I have been doing some further tests of the polyline drawing using the raster engine because my customers are complaining about line drawing performance.

I created a harness in Qt and tested in all versions from 4.4.1 right up to the 4.6.0 tech preview and observed the same results.

The conclusion is that there needs to be some serious profiling put on the antialiasing routines.

My harnesss used GDI+ as an example. I plotted long polylines using the raster engine and GDI+

Here is a typical benchmark.

Take a 1000 point Polyine with GDI+ and Qt's DrawPolyLine routine with Antialiasing switched OFF.

GDI+ - 94 Milliseconds
Qt - 78 Milliseconds

All my tests clearly show that Qt is outperforming GDI+ in this area.

Same points but with Antialiasing switched ON

GDI - 172 milliseconds
Wait for it...
Qt - 10062 milliseconds

Thats a whopping 10 seconds.

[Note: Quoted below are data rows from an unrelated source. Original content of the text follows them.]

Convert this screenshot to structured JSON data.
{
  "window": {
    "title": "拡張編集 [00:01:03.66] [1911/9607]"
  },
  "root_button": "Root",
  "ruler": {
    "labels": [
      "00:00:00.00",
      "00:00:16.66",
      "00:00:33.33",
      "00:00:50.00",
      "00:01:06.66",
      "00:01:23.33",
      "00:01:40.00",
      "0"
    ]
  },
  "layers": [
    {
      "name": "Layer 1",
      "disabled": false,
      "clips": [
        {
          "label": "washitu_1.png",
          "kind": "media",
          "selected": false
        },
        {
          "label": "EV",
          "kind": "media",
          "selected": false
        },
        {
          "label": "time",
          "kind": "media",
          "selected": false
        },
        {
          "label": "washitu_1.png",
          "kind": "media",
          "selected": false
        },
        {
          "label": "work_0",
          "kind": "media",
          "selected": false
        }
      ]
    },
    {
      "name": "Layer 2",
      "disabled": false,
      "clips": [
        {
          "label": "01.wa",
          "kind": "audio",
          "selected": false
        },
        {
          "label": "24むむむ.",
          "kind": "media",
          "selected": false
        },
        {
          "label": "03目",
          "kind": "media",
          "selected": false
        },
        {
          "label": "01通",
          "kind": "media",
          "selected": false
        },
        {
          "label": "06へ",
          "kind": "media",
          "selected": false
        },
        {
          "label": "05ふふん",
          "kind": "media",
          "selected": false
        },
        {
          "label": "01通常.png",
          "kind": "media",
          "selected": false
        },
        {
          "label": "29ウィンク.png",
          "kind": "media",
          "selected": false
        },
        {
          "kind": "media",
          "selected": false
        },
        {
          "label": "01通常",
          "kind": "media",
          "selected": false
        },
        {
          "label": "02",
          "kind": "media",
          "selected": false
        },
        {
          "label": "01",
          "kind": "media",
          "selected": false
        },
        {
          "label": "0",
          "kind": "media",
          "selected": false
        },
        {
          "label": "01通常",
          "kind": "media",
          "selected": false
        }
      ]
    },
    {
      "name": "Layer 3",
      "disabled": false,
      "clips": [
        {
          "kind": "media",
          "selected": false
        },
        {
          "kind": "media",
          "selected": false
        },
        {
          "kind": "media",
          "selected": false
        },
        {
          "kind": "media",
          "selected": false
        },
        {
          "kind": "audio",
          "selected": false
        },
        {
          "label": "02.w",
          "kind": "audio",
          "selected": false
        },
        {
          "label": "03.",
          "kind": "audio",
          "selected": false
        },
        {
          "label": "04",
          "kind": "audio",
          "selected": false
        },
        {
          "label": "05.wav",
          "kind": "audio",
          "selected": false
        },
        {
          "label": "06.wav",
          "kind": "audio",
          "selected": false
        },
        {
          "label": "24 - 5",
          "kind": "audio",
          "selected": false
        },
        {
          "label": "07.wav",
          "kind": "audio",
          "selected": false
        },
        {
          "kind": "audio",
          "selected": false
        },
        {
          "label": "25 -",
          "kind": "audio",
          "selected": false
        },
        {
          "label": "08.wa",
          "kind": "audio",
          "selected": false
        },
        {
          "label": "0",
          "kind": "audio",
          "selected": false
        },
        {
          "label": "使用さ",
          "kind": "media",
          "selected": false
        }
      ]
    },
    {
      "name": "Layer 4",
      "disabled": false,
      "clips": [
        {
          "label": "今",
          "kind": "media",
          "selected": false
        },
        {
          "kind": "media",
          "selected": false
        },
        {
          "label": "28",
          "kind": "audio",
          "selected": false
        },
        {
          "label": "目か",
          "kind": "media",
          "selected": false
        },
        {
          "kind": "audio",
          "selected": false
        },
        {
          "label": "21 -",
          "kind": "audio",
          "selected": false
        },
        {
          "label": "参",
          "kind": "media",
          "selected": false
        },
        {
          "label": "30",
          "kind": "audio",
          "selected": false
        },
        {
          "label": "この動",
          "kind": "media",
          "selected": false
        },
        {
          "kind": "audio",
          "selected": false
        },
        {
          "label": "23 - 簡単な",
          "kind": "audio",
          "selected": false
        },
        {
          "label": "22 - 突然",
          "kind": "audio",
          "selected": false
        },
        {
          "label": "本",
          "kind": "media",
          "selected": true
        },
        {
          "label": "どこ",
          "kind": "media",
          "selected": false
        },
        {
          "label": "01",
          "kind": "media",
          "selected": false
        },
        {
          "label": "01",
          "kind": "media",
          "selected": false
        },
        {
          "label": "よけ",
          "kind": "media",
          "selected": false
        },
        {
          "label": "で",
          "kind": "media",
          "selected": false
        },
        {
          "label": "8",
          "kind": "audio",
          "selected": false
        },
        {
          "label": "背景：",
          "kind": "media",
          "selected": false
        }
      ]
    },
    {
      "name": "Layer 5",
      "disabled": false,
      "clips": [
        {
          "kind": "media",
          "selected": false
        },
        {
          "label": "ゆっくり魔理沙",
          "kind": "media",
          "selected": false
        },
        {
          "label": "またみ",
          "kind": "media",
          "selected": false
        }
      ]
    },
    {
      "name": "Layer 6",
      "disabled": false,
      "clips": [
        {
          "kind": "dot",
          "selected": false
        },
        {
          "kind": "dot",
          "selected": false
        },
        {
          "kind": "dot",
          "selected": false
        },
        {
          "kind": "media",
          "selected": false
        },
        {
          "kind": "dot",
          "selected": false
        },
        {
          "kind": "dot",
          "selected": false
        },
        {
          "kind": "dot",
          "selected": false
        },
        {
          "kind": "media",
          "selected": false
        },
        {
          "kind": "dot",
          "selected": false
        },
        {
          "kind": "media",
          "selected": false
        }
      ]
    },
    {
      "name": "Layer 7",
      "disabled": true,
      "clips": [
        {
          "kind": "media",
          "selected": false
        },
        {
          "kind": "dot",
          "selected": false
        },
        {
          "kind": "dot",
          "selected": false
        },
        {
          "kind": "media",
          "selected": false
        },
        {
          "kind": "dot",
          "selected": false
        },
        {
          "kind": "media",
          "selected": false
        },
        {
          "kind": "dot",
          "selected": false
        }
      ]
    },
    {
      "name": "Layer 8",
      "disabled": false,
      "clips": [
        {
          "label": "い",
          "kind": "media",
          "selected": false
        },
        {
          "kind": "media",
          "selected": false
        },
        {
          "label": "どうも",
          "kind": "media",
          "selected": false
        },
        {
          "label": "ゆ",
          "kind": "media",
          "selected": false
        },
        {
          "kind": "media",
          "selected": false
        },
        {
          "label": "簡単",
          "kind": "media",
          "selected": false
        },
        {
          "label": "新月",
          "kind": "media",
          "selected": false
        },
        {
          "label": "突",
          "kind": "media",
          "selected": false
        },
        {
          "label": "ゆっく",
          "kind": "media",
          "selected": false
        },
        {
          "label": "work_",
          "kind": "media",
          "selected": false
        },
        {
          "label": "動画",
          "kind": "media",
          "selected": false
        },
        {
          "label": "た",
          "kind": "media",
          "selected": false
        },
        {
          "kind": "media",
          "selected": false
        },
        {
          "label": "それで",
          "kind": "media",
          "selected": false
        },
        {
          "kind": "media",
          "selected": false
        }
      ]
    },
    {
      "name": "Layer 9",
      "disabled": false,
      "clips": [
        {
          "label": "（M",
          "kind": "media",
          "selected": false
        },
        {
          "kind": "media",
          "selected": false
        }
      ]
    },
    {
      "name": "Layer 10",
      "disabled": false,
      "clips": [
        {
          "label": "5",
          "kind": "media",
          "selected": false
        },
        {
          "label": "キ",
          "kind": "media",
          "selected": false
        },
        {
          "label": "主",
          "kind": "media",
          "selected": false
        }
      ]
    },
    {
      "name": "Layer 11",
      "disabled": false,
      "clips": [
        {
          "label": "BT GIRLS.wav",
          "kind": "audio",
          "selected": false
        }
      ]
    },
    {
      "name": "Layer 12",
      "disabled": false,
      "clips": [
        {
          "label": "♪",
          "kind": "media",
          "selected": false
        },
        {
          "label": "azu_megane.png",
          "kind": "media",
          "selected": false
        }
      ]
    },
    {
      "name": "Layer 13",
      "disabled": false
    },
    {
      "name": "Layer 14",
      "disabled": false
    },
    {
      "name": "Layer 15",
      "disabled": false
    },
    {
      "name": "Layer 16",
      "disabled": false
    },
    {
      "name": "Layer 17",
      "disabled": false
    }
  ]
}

All tests where conducted without having to clip lines (I wanted that out of the equation because apparently there is a bug regarding long polylines and clipping)

aviral said...

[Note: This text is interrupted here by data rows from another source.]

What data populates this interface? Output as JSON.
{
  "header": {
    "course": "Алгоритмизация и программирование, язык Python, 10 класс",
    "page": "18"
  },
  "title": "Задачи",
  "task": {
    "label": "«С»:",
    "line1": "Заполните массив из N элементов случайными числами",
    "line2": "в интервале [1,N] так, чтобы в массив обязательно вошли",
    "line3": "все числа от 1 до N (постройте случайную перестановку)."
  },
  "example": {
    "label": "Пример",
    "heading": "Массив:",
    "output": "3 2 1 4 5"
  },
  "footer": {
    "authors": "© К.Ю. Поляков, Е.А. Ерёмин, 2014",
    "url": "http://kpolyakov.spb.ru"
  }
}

This might be slightly off topic but if you can help it wud be gr8...For Particle Effects i can use QOpenGLWidget and I already have Qt Animation Framework for some animations on my QGraphicsView.Now, I want to have Particle effects in background (coming from QGL) and continue using anim framework on my graphicsView...i mean can i paint QGL stuff on QGraphicsScene 's background and retain foreground with QGraphicsItems ?

Anonymous said...

Ubuntu announced switching to Wayland, with Qt 4.8 the performance should go through the roof.